Based on outcomes from this measurement, we can conclude the passengers and crew members are not subjected higher noise impacts however it is worth noting that the levels can vary depending on several factors such as the type of aircraft and flight duration.

We suggest frequent flyers & crew to use noise-cancelling headphones, earplugs, or earmuffs to prevent / reduce the risk of hearing damage or exposure to higher noise levels. We emphasize the Airline agencies and regulatory bodies not to underestimate the impact of noise levels on their passengers and staff by conducting regular noise level measurements using Class 1 Type Sound level measurements or Noise dosimeters thereby ensuring the safety and well-being.


Sheik Abdullah

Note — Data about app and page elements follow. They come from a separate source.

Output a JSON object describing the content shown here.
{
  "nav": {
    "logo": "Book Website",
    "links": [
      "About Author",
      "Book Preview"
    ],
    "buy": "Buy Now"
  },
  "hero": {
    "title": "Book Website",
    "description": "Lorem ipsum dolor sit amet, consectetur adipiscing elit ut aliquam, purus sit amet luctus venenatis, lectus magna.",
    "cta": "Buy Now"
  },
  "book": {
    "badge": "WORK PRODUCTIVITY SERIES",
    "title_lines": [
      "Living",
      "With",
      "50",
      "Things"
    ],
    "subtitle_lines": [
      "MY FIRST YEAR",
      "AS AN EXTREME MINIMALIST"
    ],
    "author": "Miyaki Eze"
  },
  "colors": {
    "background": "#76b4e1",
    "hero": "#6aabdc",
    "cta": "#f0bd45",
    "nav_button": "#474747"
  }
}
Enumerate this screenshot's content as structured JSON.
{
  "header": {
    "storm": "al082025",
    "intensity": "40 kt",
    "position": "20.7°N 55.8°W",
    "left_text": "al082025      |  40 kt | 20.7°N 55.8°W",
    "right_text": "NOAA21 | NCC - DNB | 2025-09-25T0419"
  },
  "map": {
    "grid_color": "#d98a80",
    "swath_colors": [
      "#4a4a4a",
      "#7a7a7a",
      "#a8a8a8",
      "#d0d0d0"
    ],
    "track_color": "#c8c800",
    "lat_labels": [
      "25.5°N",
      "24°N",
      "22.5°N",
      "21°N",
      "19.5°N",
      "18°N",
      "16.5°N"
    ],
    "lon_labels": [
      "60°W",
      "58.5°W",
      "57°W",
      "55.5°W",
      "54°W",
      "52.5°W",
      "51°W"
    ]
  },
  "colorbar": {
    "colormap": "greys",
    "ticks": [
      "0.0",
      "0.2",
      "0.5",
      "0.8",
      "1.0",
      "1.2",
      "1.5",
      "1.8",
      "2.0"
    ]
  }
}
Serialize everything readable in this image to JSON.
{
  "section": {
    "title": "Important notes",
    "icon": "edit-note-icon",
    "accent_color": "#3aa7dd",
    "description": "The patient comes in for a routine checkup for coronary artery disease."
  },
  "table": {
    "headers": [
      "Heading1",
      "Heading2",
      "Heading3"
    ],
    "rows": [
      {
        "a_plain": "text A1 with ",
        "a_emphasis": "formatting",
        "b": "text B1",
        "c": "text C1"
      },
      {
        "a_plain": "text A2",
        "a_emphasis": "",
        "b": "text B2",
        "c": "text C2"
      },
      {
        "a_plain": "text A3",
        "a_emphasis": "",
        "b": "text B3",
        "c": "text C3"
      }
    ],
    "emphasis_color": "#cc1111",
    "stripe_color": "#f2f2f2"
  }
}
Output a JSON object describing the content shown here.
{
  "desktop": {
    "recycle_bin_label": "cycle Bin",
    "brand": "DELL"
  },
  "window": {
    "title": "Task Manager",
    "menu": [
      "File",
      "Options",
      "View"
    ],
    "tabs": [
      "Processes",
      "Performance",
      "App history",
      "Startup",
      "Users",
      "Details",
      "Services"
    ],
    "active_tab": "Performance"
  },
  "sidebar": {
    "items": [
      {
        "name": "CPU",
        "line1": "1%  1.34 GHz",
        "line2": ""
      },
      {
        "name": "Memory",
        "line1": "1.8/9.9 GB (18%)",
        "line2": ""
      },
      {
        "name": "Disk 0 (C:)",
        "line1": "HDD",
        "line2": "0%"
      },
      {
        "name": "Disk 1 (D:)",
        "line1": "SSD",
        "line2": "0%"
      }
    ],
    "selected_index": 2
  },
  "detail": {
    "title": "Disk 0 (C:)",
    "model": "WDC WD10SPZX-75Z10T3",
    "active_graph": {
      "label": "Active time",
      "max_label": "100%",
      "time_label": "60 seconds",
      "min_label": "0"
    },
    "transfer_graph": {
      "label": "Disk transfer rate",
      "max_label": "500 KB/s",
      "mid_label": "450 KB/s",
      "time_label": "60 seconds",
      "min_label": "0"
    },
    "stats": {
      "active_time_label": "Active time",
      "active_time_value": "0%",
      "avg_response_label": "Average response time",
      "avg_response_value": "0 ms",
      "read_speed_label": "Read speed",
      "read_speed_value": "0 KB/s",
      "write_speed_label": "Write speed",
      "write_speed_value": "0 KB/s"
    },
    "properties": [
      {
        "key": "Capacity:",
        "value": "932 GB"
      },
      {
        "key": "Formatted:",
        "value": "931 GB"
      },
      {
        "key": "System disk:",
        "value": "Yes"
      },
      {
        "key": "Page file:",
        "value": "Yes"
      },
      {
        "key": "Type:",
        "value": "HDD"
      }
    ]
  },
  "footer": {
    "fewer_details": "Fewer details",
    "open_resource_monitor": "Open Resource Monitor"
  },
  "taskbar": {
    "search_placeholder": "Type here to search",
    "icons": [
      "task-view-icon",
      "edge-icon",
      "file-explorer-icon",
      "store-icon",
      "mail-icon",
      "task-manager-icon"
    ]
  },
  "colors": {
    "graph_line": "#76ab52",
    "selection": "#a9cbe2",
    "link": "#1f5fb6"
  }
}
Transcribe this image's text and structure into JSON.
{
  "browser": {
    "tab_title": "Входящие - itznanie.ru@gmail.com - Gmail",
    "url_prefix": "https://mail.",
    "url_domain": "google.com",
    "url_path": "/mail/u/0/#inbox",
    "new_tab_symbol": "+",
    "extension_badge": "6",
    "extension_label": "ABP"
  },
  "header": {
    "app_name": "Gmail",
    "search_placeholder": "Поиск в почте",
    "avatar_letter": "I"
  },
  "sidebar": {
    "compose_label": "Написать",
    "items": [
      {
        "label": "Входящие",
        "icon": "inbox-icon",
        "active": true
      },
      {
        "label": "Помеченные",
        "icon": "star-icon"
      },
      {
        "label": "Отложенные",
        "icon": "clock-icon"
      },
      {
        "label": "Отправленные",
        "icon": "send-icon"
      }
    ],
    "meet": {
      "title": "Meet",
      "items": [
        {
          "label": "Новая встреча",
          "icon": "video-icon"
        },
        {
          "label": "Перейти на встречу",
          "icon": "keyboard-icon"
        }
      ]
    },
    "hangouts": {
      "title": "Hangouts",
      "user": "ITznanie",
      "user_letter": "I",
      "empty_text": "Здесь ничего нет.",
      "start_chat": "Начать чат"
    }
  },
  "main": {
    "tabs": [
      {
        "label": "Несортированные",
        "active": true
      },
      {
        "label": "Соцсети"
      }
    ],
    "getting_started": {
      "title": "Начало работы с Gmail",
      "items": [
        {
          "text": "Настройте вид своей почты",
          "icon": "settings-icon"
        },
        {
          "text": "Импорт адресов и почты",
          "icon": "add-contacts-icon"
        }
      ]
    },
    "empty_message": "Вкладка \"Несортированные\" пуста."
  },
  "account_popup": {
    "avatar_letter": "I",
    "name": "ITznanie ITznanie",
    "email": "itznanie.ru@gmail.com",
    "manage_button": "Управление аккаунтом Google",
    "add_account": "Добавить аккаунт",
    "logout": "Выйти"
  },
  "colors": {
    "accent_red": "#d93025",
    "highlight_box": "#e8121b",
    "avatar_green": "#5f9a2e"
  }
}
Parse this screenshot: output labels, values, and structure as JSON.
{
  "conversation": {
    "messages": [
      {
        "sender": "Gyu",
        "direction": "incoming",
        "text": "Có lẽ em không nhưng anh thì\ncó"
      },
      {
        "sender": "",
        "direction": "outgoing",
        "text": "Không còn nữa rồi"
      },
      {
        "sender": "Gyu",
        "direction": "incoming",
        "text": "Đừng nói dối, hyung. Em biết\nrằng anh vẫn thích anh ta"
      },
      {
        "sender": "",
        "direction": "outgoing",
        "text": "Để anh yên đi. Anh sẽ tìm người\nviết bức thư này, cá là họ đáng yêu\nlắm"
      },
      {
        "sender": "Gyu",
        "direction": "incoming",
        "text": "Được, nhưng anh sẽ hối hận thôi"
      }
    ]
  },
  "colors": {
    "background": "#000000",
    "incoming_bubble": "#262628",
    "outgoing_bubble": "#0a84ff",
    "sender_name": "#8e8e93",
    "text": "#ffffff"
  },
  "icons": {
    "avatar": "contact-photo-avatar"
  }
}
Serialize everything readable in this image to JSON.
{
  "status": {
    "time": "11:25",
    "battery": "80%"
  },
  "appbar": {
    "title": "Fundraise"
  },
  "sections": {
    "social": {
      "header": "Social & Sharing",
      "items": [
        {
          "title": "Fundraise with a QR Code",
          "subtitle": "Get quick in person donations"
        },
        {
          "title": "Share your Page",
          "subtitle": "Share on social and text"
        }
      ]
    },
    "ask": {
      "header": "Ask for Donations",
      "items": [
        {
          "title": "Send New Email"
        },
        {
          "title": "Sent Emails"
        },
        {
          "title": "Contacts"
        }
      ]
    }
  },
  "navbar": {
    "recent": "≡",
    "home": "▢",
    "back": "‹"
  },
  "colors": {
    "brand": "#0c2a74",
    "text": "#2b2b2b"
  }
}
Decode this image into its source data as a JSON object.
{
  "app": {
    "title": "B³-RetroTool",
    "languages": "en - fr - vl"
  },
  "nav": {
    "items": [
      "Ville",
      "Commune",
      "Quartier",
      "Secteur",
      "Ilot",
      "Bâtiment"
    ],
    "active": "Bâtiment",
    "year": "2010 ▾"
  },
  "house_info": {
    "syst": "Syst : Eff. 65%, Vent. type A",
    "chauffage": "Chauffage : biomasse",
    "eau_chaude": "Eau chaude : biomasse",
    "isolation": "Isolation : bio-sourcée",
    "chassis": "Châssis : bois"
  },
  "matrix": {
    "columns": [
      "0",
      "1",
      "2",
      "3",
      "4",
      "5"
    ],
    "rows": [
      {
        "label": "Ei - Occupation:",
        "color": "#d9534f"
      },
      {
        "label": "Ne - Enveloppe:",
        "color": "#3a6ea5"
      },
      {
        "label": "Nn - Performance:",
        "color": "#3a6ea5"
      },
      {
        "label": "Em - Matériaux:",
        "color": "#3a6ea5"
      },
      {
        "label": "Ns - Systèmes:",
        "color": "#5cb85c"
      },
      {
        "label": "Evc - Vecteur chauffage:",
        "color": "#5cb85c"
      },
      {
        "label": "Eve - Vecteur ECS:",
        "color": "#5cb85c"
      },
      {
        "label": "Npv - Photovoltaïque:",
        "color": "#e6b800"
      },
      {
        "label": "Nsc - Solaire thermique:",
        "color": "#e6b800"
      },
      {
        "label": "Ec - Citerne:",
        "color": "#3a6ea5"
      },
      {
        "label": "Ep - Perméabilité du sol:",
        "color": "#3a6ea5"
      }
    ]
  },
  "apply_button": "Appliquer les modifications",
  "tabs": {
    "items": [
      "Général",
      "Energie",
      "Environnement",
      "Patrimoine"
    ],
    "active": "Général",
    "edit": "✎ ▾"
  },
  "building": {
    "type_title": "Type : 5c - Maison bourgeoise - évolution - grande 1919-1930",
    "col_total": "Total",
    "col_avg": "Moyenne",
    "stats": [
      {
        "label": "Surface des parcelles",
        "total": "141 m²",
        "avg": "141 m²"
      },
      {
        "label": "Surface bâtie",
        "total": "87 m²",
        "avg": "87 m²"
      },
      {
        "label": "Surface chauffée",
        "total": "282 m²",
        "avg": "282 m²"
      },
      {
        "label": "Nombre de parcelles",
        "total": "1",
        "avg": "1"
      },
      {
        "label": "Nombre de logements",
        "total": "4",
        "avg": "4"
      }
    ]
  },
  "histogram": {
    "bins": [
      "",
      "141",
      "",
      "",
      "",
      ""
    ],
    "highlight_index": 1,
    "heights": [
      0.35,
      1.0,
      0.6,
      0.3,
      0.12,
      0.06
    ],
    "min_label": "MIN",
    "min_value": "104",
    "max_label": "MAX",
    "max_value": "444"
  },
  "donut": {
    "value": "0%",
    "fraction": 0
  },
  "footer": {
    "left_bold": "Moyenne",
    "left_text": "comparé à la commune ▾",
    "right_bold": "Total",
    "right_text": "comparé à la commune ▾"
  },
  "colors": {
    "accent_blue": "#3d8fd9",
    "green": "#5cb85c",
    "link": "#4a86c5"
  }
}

Sheik is an Assistant Project Manager in Acoustics Division, having completed a Bachelor's Degree in Mechanical Engineering and a Post Graduate Diploma in Acoustics & Noise Control from Prestigious Institute of Acoustics (IOA), UK. He has over 7 years of professional consultancy experience in various Engineering domains such as Acoustics, Sustainability and Building Services.